The study from Murphy Research was commissioned by PebblePost, a firm that applies programmatic buying to direct mail marketing.
The survey of 3,250 U.S. consumers found 88 percent of “key purchase decisions” across retail, financial and auto categories are made or discussed at home. Eighty-nine percent of purchase decisions are pre-planned and discussed with others. Spouses are consulted most often and wield the greatest influence on purchase decisions.
Among key retail purchase decisions, 82 percent involved the home.
At a recent event presenting the findings, Devora Rogers, VP at Murphy Research, loosely defined key or “meaningful” retail purchasing decisions as anything above $100. But she noted that many purchases — citing choosing throw pillows or switching toothpastes as examples — likely “involve a conversation” with family members.
Relevancy remains critical to direct mail and household conversations. Of those surveyed, 68 percent immediately toss mail received from a brand/retailer they haven’t heard of. Seventy-six percent, however, discuss mail from a brand/retailer they have purchased from in the past. Sixty-six percent discuss mail from a brand/retailer they have not heard of if the category is of interest. Fifty-four percent will discuss mail from a brand/retailer they have heard of, but not purchased from in the past.
A final key finding brought out in the research is that direct mail complements information gained online, with three-quarters of direct mail users also consulting online sources. Online sources were found to be used earlier in the path to purchase with direct mail turned to just before an in-store visit.

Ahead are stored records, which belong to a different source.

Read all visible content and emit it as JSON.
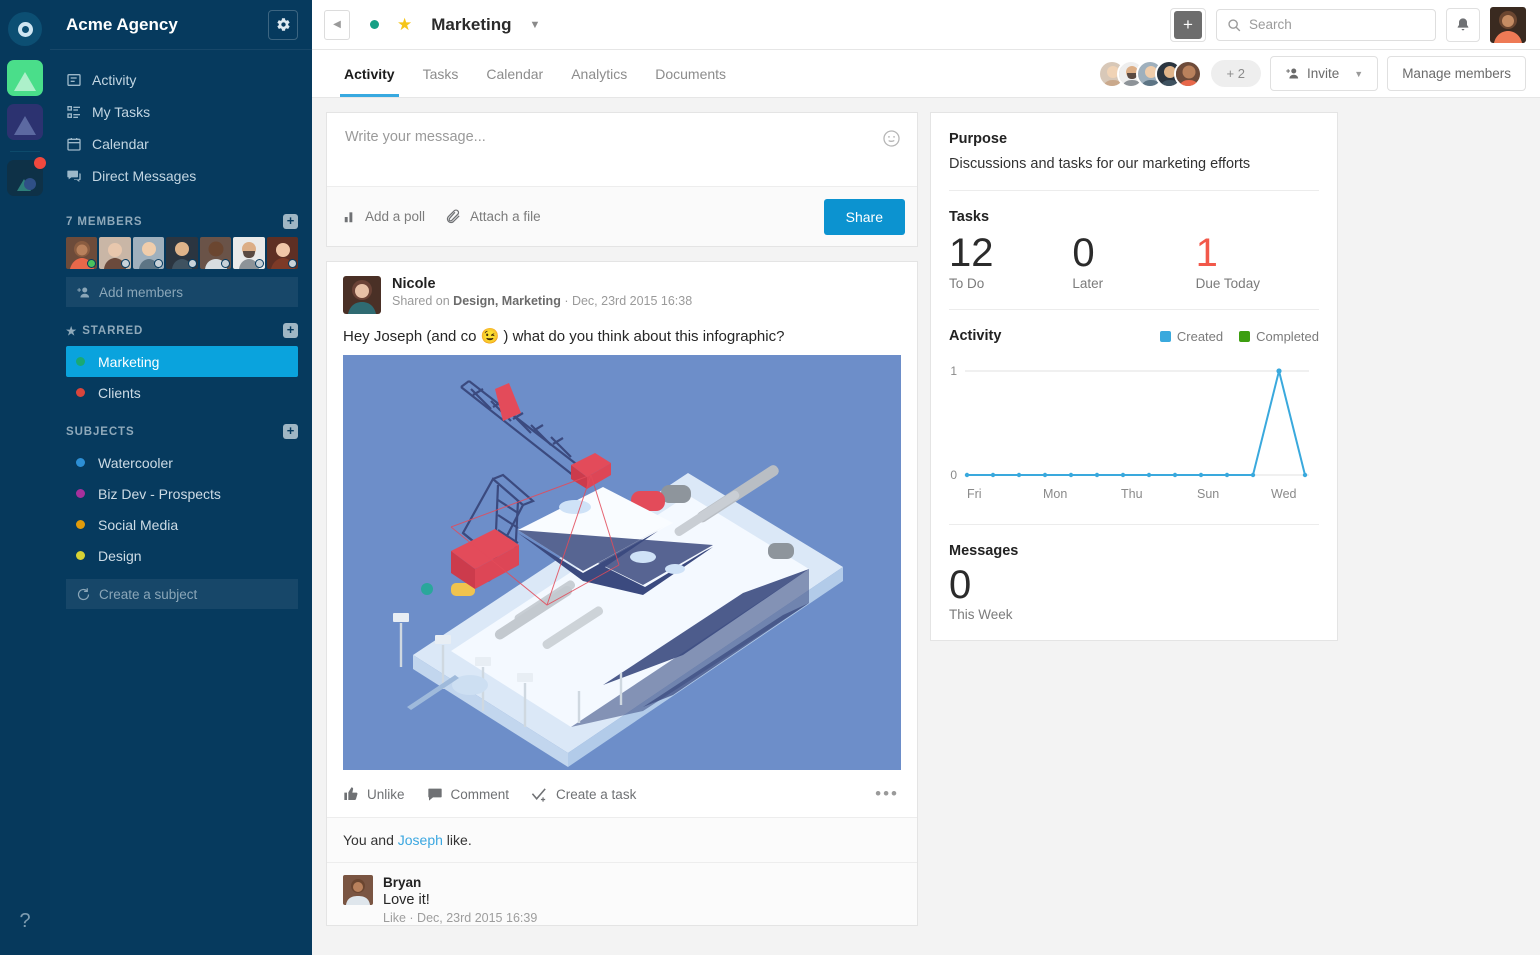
{
  "workspace": {
    "title": "Acme Agency",
    "gear_icon": "gear-icon",
    "rail_items": [
      "workspace-green",
      "workspace-navy",
      "workspace-dark"
    ],
    "help_label": "?"
  },
  "sidebar": {
    "nav": [
      {
        "label": "Activity",
        "icon": "activity-icon"
      },
      {
        "label": "My Tasks",
        "icon": "tasks-icon"
      },
      {
        "label": "Calendar",
        "icon": "calendar-icon"
      },
      {
        "label": "Direct Messages",
        "icon": "messages-icon"
      }
    ],
    "members_header": "7 MEMBERS",
    "members_count": 7,
    "member_status": [
      "online",
      "offline",
      "offline",
      "offline",
      "offline",
      "offline",
      "offline"
    ],
    "add_members_label": "Add members",
    "starred_header": "STARRED",
    "starred": [
      {
        "label": "Marketing",
        "color": "#19a974",
        "active": true
      },
      {
        "label": "Clients",
        "color": "#d9453c",
        "active": false
      }
    ],
    "subjects_header": "SUBJECTS",
    "subjects": [
      {
        "label": "Watercooler",
        "color": "#2d8fd5"
      },
      {
        "label": "Biz Dev - Prospects",
        "color": "#a6309c"
      },
      {
        "label": "Social Media",
        "color": "#e09b0a"
      },
      {
        "label": "Design",
        "color": "#d6d234"
      }
    ],
    "create_subject_label": "Create a subject"
  },
  "topbar": {
    "back_icon": "back-arrow-icon",
    "status_dot_color": "#16a085",
    "star_icon": "star-icon",
    "channel_name": "Marketing",
    "chevron_icon": "chevron-down-icon",
    "add_icon": "plus-icon",
    "search_placeholder": "Search",
    "search_value": "",
    "search_icon": "search-icon",
    "bell_icon": "bell-icon",
    "avatar": "user-avatar"
  },
  "tabs": [
    {
      "label": "Activity",
      "active": true
    },
    {
      "label": "Tasks",
      "active": false
    },
    {
      "label": "Calendar",
      "active": false
    },
    {
      "label": "Analytics",
      "active": false
    },
    {
      "label": "Documents",
      "active": false
    }
  ],
  "members_bar": {
    "overflow_label": "+ 2",
    "invite_label": "Invite",
    "invite_icon": "add-person-icon",
    "invite_chevron": "chevron-down-icon",
    "manage_label": "Manage members"
  },
  "composer": {
    "placeholder": "Write your message...",
    "value": "",
    "emoji_icon": "smiley-icon",
    "poll_label": "Add a poll",
    "poll_icon": "bar-chart-icon",
    "attach_label": "Attach a file",
    "attach_icon": "paperclip-icon",
    "share_label": "Share",
    "share_color": "#0c93d0"
  },
  "post": {
    "author": "Nicole",
    "meta_prefix": "Shared on ",
    "meta_channels": "Design, Marketing",
    "meta_suffix": " · Dec, 23rd 2015 16:38",
    "text": "Hey Joseph (and co 😉 ) what do you think about this infographic?",
    "image_alt": "isometric-crane-smartphone-illustration",
    "image_bg": "#6d8ec9",
    "actions": [
      {
        "label": "Unlike",
        "icon": "thumbs-up-icon"
      },
      {
        "label": "Comment",
        "icon": "comment-icon"
      },
      {
        "label": "Create a task",
        "icon": "check-task-icon"
      }
    ],
    "more_icon": "ellipsis-icon",
    "likes_prefix": "You  and  ",
    "likes_link": "Joseph",
    "likes_suffix": "  like.",
    "comment": {
      "author": "Bryan",
      "body": "Love it!",
      "meta": "Like · Dec, 23rd 2015 16:39"
    }
  },
  "right_panel": {
    "purpose_title": "Purpose",
    "purpose_text": "Discussions and tasks for our marketing efforts",
    "tasks_title": "Tasks",
    "tasks": [
      {
        "value": "12",
        "label": "To Do",
        "red": false
      },
      {
        "value": "0",
        "label": "Later",
        "red": false
      },
      {
        "value": "1",
        "label": "Due Today",
        "red": true
      }
    ],
    "activity_title": "Activity",
    "messages_title": "Messages",
    "messages_value": "0",
    "messages_label": "This Week"
  },
  "chart_data": {
    "type": "line",
    "title": "Activity",
    "xlabel": "",
    "ylabel": "",
    "ylim": [
      0,
      1
    ],
    "yticks": [
      0,
      1
    ],
    "grid": true,
    "legend_position": "top-right",
    "categories": [
      "Fri",
      "",
      "",
      "Mon",
      "",
      "",
      "Thu",
      "",
      "",
      "Sun",
      "",
      "",
      "Wed",
      ""
    ],
    "tick_labels_shown": [
      "Fri",
      "Mon",
      "Thu",
      "Sun",
      "Wed"
    ],
    "series": [
      {
        "name": "Created",
        "color": "#3aa9dd",
        "values": [
          0,
          0,
          0,
          0,
          0,
          0,
          0,
          0,
          0,
          0,
          0,
          0,
          1,
          0
        ]
      },
      {
        "name": "Completed",
        "color": "#3d9e10",
        "values": [
          0,
          0,
          0,
          0,
          0,
          0,
          0,
          0,
          0,
          0,
          0,
          0,
          0,
          0
        ]
      }
    ]
  }
}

A study last year from U.K.-based Go Inspire Group identified several benefits direct mail has over email marketing, including a long shelf-life (17 days versus two-second email views), improved branding and message-retention, as well as being less likely to be viewed as spam. Direct mail was found to outperform email in terms of incremental revenue after campaign costs, but a combination of email and direct mail out performed either medium in isolation.